Indiana Sen. Mike Braun said increasing government spending on agriculture research should be a top priority for the federal government as lawmakers in Congress craft their ongoing response to food security issues.
The Republican senator met with agricultural industry leaders, including from Bayer and Purdue University, during a panel talk on Tuesday at Tom Farms in Leesburg, a rural farm community just north of Warsaw.
The farm—one of the largest in Indiana—is owned by mega-farmer and former U.S. Ambassador Kip Tom, who moderated the discussion.
Addressing food shortages
Panelists emphasized that the world’s food system is under increasing pressure due to supply chain issues affected by the COVID-19 pandemic, the war in Ukraine, severe weather events, and high fertilizer costs.
Rising input costs for farmers translates to higher prices for consumers at grocery stores and creates additional challenges for mitigating record levels of global hunger.
Tom said those issues have increased the need for the U.S. to invest in agricultural research and development.
“We’ve relied heavily on the private sector in the past, but we need to get the government involved in some of these activities,” said Tom, who ran an unsuccessful GOP bid for the U.S. House in 2016 and later served on a Trump agricultural advisory committee. “We can help prevent another further food crisis.”

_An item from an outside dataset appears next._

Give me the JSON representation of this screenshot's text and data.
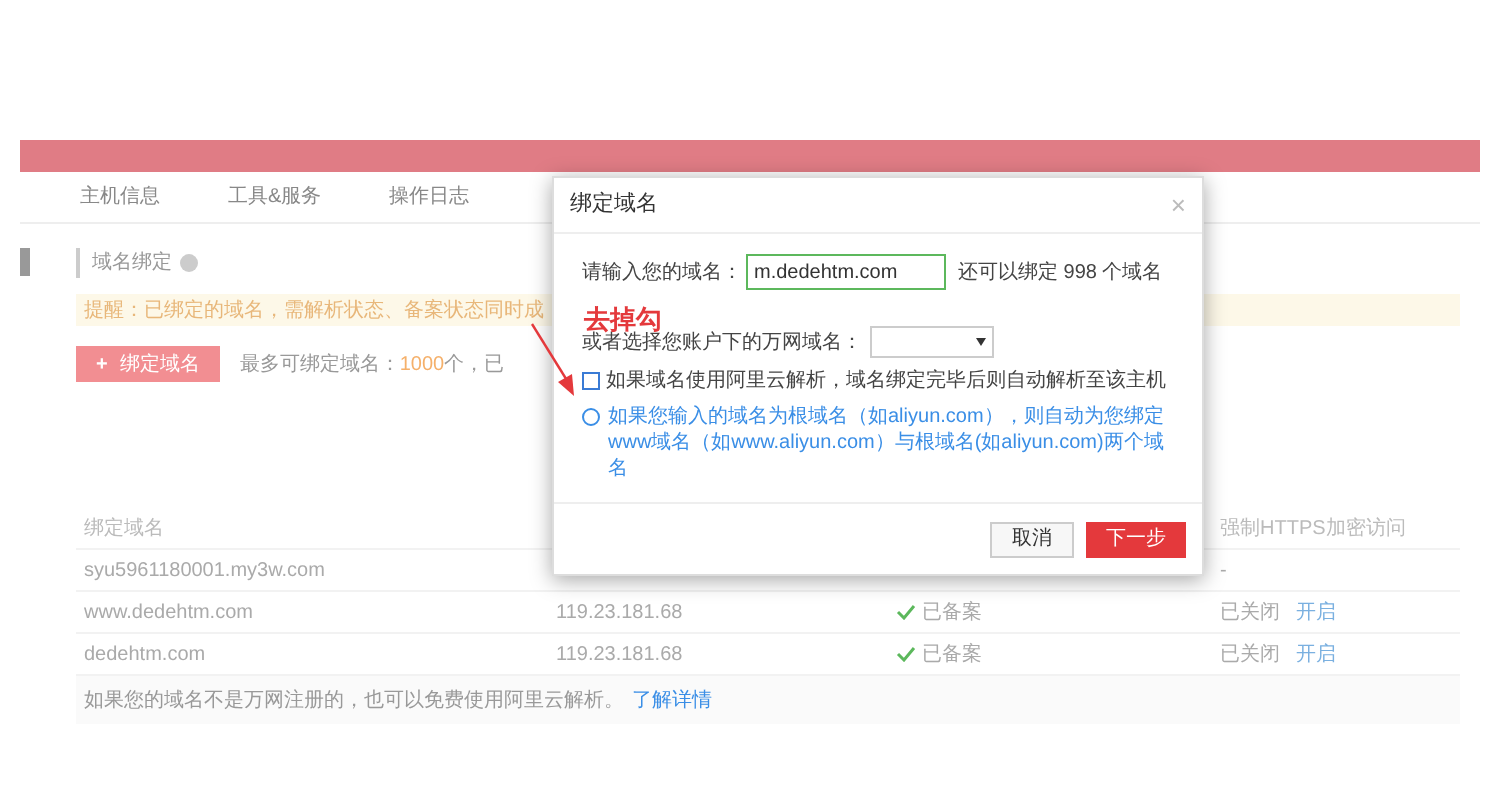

He noted that the country’s public investment in agricultural research has declined since 2003, putting U.S. trade and competitiveness at risk. Agriculture is particularly important to Indiana, where the sector contributes $31.2 billion to the state’s economy.
When asked about the upcoming 2023 Farm Bill, Braun said lawmakers haven’t talked enough about food security issues but maintained that would be part of his focus as discussions within the Senate Agricultural Committee continue.
He said the bill will originate in the House and focus primarily on nutrition, conservation and “securing the food supply.”
“When it comes to the Farm Bill, I don’t expect any drama,” Braun said, adding that he wished lawmakers in the Senate would have started the bill’s crafting sooner. “(The emphasis is) putting that long-term research and development into things that are going to increasingly allow us to get more out of the acres.”
Braun continued that investment by businesses, whether toward agriculture or manufacturing, “has got to be part of our GDP.”
The senator praised companies like Bayer for investing in agricultural advancement “the old-fashioned way–not borrowing.” Jackie Applegate, president of Bayer Crop Science North America, said Tuesday that the company invested $2 billion in agricultural research and development in 2021.
“Because when you’re consuming, you’re living off the merits of the past. We need to start spending less on things we consume, and spend double, triple, quadruple on investment through the federal government,” Braun said. “Sadly, that’s not the focus. If we don’t do it, you’re going to have other major players across the world who do do it.”
Braun spares specifics on potential Walorski replacement
Last week, Braun and his colleague from Indiana, Sen. Todd Young, joined other Republicans in voting against the Inflation Reduction Act. President Joe Biden signed the sweeping $750 billion bill—which also addresses health care and climate change—into law at the White House on Tuesday.
U.S. Representative Jackie Walorski, R-2nd, was originally scheduled to speak at the event. An empty chair adorned with the Indiana flag and other mementos memorialized the congresswoman at the Tuesday talk following her unexpected death earlier this month. A handful of Republicans in the 2nd Congressional District have filed to run for the seat, vying to fill the vacancy during a caucus later this week.
“She’s going to be hard to replace,” Braun told the Indiana Capital Chronicle. “I think from the names I’ve heard, we’re going to get a good replacement.”
Panelists also fielded questions about land depletion from some Hoosier farmers who attended the talk. Concerns were raised that solar farms and population spread are eating into the state’s farmland.
Karen Plaut, dean of the Purdue University College of Agriculture, pointed to ongoing research at the land-grant university to put solar panels in the air, which still lets farmers grow crops underneath.
“Those are some of the types of solutions that research and development can bring for the future,” Plaut said.
Braun agreed, saying that increasing funding for “common sense” innovations will help bridge relationships between farmers, academic institutions and private businesses.
The Indiana Capital Chronicle is an independent, not-for-profit news organization that covers state government, policy and elections.